## EXERCISE
Where does the string "image" occur in the records? Copy each line that holds it.

━━━━━━━━━━━━━━━━━━━━━━━━━━━━━━

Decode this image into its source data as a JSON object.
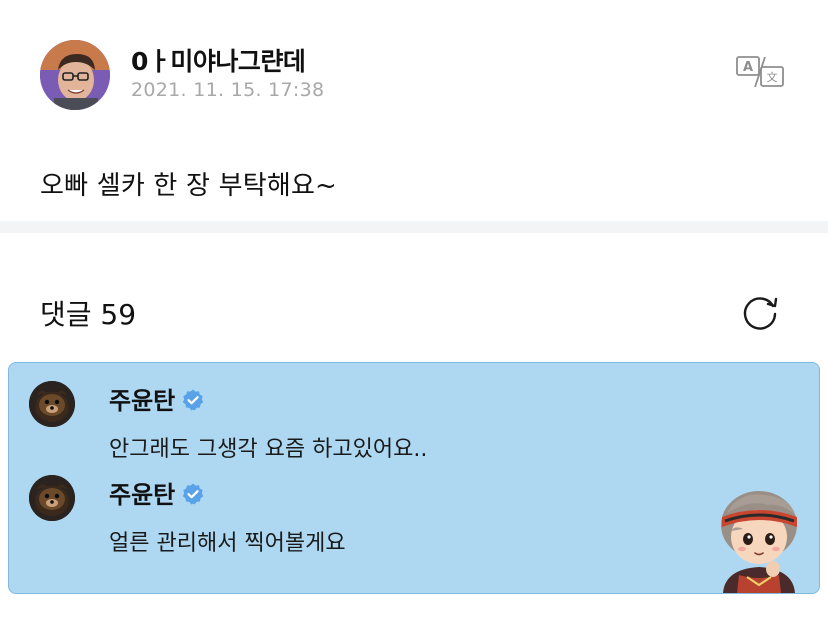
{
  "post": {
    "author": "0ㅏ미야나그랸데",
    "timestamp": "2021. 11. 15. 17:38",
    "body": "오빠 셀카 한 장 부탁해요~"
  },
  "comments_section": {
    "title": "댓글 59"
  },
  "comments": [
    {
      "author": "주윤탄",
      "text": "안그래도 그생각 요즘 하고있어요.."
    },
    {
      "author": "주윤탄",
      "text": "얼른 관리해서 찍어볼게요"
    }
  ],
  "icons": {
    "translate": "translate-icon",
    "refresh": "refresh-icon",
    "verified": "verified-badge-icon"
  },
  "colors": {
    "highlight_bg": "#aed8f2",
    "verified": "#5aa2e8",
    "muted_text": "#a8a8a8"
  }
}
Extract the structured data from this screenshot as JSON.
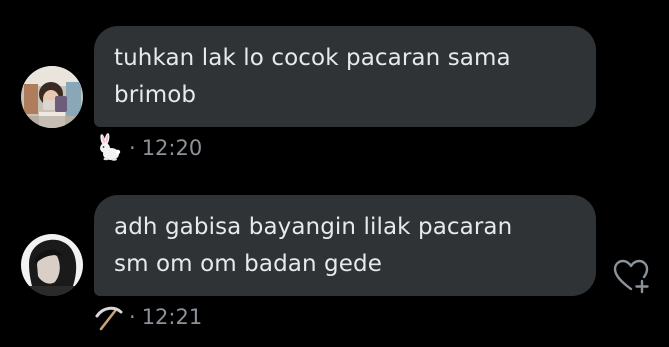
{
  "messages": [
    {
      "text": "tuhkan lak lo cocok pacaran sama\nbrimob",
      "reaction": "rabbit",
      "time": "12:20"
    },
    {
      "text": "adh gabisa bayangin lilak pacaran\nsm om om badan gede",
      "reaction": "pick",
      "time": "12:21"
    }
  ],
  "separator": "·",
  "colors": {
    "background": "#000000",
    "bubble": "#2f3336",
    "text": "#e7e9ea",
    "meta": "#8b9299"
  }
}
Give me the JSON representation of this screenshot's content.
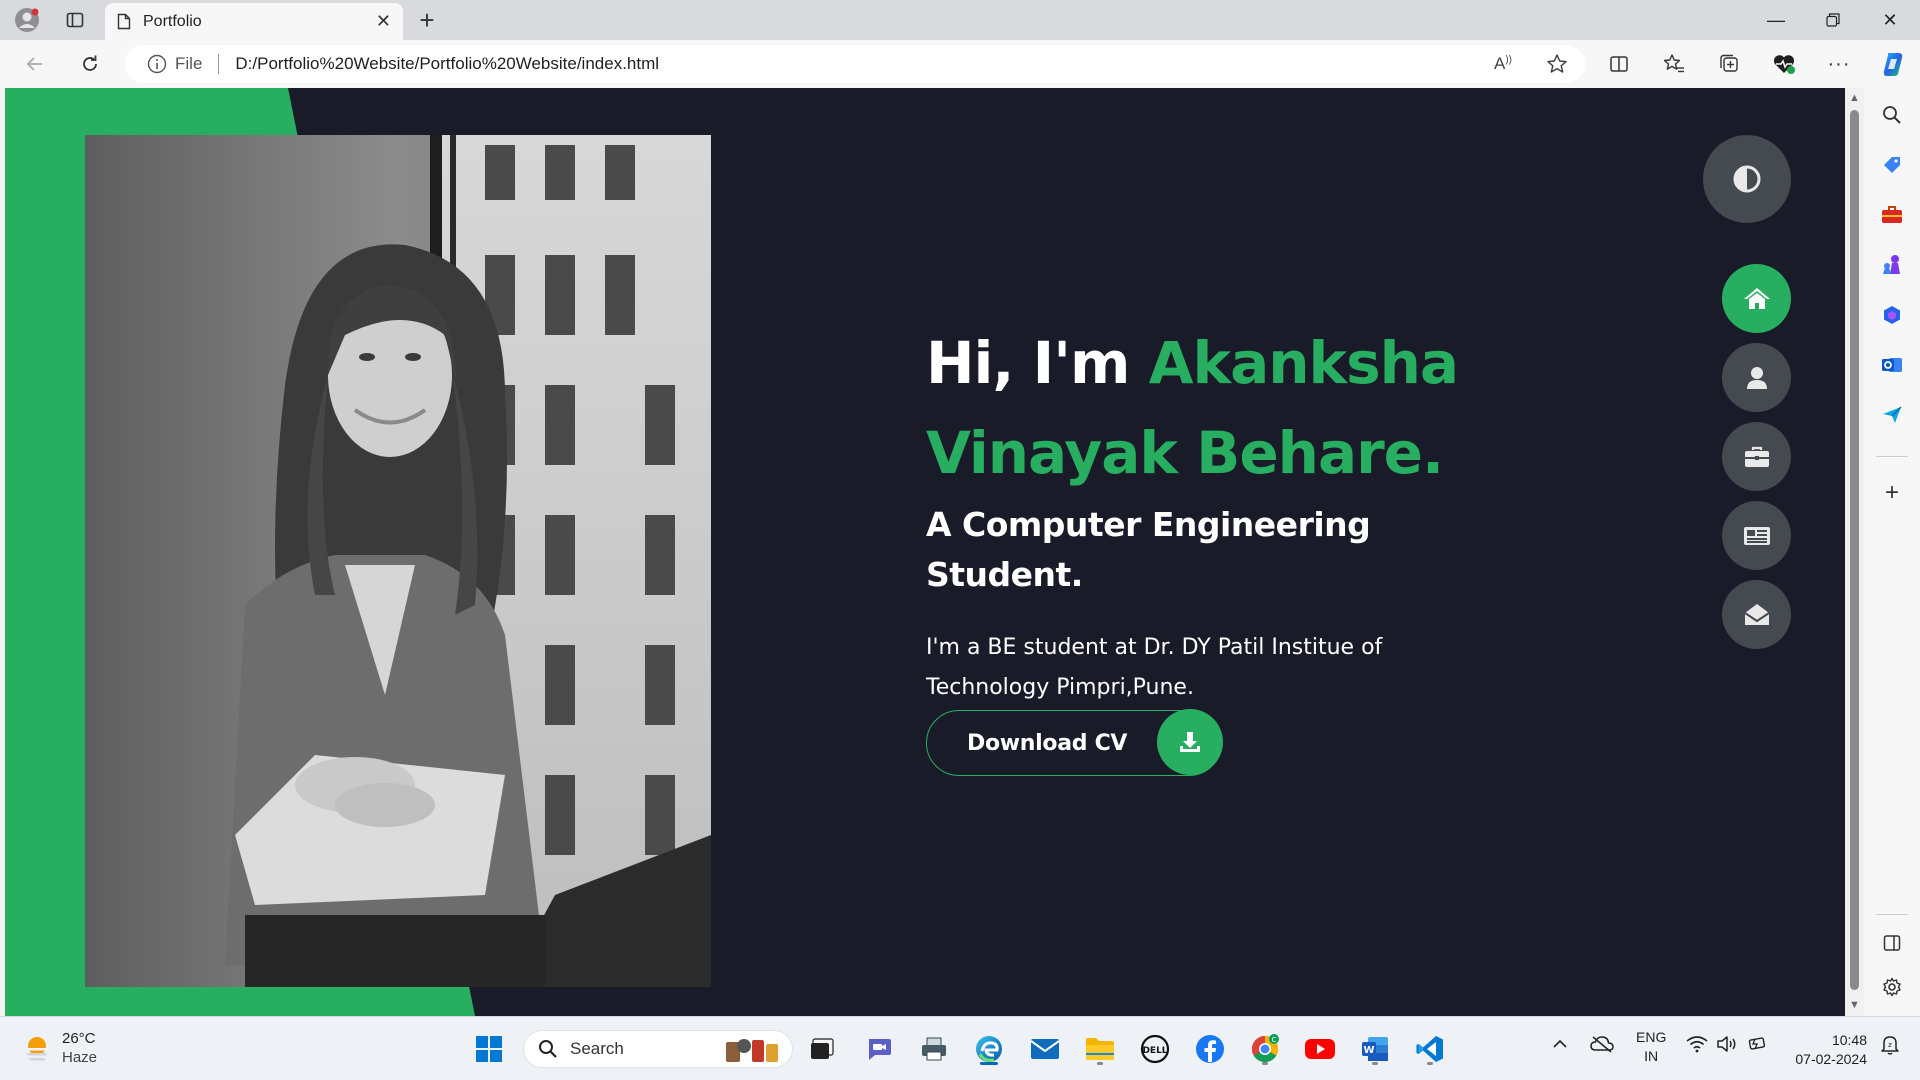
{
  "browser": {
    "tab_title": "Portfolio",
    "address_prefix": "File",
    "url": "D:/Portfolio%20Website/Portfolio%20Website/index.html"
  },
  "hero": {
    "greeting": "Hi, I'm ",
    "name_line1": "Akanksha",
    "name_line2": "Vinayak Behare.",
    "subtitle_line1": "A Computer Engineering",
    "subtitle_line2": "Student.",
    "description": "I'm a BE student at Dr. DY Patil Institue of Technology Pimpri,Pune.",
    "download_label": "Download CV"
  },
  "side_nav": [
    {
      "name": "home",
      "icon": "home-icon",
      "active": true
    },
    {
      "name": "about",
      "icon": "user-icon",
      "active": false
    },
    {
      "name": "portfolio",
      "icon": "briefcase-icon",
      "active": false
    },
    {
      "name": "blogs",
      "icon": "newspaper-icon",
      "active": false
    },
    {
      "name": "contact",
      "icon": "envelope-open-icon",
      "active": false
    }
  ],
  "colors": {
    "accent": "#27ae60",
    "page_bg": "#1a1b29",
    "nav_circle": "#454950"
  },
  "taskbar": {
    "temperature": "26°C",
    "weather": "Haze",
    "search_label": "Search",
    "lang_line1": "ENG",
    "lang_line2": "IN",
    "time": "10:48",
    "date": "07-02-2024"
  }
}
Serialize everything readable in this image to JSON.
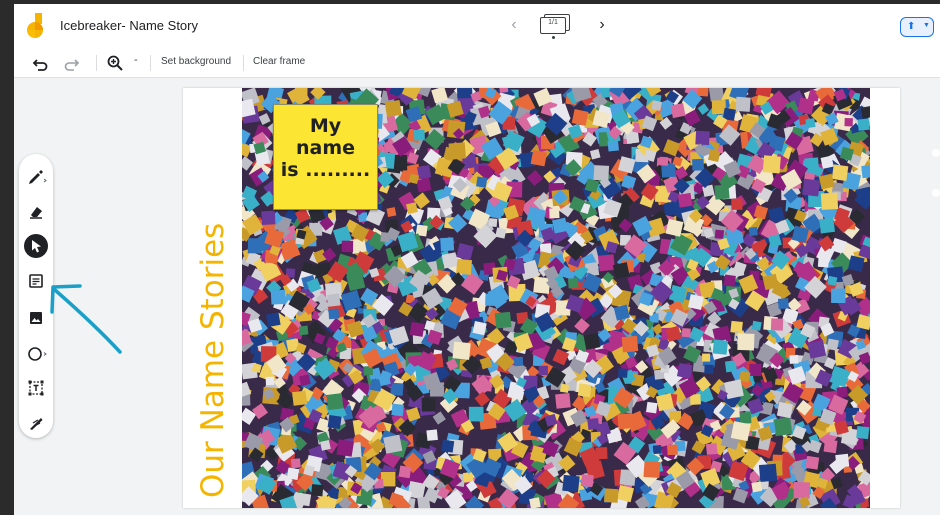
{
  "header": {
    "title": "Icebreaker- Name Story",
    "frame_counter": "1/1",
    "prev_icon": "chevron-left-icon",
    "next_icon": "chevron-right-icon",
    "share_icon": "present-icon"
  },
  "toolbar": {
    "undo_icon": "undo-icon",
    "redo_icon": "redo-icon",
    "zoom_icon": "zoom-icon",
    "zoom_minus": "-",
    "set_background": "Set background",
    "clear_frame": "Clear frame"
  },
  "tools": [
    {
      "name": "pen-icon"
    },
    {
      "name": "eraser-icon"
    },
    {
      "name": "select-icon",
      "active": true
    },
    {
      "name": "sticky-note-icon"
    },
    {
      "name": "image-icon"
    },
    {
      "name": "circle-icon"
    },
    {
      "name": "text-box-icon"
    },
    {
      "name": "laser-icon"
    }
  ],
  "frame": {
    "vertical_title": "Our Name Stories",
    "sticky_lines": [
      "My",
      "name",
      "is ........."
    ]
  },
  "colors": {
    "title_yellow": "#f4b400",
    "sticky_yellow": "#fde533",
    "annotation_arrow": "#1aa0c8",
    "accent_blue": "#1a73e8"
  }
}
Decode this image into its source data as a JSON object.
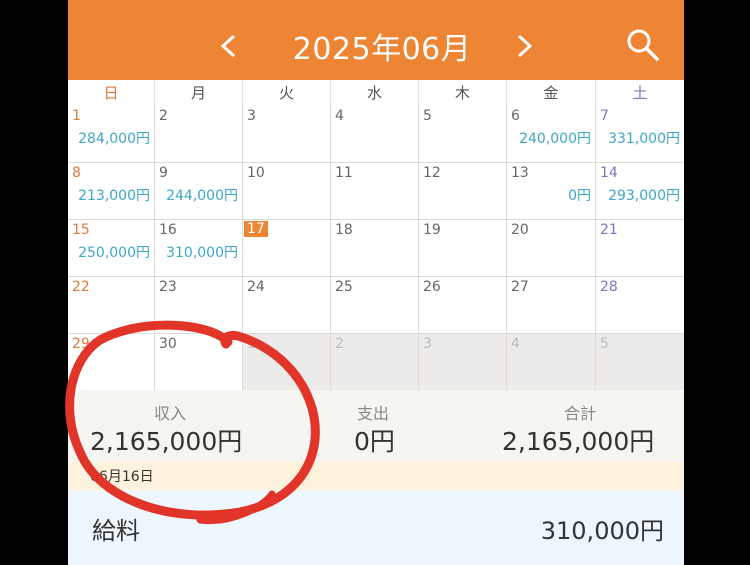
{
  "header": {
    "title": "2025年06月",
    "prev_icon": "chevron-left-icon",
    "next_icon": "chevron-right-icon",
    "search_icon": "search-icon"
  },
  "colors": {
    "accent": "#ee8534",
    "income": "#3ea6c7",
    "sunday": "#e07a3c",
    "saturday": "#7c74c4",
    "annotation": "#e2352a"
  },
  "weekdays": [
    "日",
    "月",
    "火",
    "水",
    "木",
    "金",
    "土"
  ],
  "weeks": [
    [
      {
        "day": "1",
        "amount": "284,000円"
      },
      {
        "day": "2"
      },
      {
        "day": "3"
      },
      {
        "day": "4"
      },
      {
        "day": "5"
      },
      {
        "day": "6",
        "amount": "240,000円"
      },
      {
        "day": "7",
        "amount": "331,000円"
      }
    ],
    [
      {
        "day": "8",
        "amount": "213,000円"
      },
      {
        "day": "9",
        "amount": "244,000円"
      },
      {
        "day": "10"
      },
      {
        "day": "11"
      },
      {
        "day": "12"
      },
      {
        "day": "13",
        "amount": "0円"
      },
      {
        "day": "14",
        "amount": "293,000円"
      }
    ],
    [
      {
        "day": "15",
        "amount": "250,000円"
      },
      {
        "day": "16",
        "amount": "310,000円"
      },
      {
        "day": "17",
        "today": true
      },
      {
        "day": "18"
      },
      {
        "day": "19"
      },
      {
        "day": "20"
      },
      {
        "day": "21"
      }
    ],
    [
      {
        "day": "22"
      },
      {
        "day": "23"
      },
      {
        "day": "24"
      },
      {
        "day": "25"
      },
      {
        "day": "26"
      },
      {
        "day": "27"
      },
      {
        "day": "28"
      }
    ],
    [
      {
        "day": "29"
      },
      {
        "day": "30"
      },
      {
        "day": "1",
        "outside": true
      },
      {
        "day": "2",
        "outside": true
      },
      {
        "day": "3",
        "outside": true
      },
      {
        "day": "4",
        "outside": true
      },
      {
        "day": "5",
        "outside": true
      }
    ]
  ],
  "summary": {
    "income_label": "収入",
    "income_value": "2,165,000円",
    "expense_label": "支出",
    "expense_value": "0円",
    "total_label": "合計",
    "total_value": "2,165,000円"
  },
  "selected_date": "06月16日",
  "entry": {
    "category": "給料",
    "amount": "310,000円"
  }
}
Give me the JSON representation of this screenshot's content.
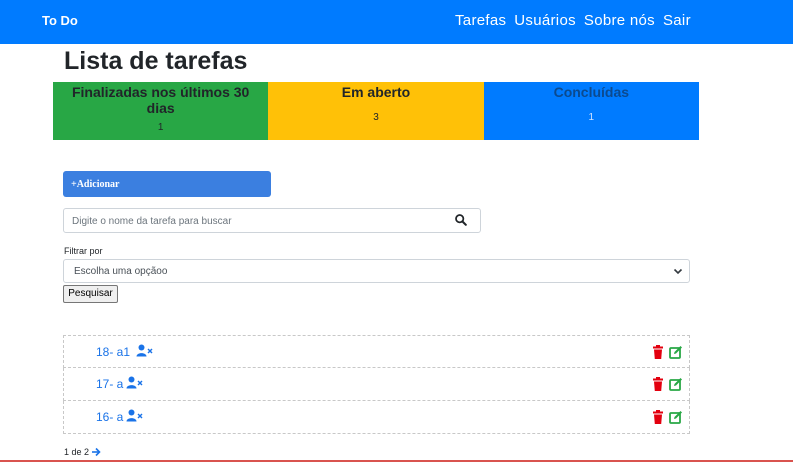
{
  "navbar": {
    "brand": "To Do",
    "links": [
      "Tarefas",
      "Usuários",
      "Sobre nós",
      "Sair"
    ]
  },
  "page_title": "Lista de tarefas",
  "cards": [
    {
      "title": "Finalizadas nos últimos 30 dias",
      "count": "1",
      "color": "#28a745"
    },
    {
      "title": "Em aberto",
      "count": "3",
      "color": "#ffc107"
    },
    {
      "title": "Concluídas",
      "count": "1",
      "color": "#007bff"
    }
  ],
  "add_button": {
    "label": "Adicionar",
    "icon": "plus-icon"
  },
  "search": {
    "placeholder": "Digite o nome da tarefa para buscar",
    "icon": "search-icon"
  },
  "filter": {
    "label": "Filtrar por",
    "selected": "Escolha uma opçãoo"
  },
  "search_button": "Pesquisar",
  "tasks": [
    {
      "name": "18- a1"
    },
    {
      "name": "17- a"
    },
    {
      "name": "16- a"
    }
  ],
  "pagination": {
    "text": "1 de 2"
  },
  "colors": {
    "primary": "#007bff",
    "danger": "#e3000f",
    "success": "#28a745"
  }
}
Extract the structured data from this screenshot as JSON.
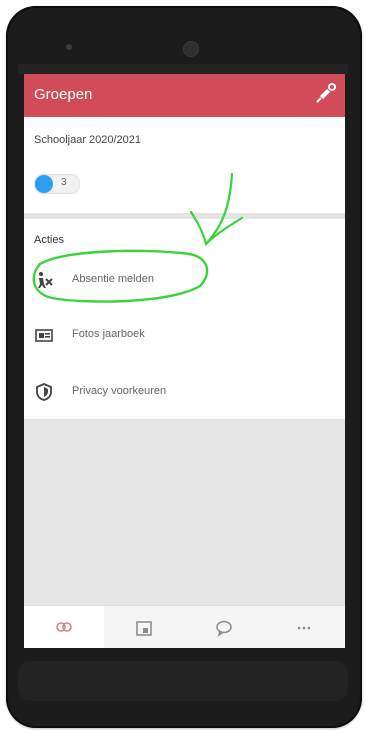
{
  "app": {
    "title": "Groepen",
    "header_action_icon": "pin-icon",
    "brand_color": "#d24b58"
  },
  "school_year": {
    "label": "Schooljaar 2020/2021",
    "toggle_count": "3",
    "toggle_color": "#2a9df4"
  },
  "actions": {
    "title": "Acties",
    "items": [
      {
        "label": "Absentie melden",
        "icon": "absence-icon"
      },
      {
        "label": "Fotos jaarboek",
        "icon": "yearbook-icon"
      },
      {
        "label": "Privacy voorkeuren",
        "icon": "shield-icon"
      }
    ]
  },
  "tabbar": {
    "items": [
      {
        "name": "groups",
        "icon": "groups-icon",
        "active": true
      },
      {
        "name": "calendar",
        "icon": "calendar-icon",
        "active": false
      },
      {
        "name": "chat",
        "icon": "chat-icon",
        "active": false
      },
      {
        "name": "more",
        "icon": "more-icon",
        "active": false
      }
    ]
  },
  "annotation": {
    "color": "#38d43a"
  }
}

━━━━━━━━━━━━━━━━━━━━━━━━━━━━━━

## SOLUTION
Decode this image into its source data as a JSON object.
Serialize everything readable in this image to JSON.
      "name": "image-icon"
Decode this image into its source data as a JSON object.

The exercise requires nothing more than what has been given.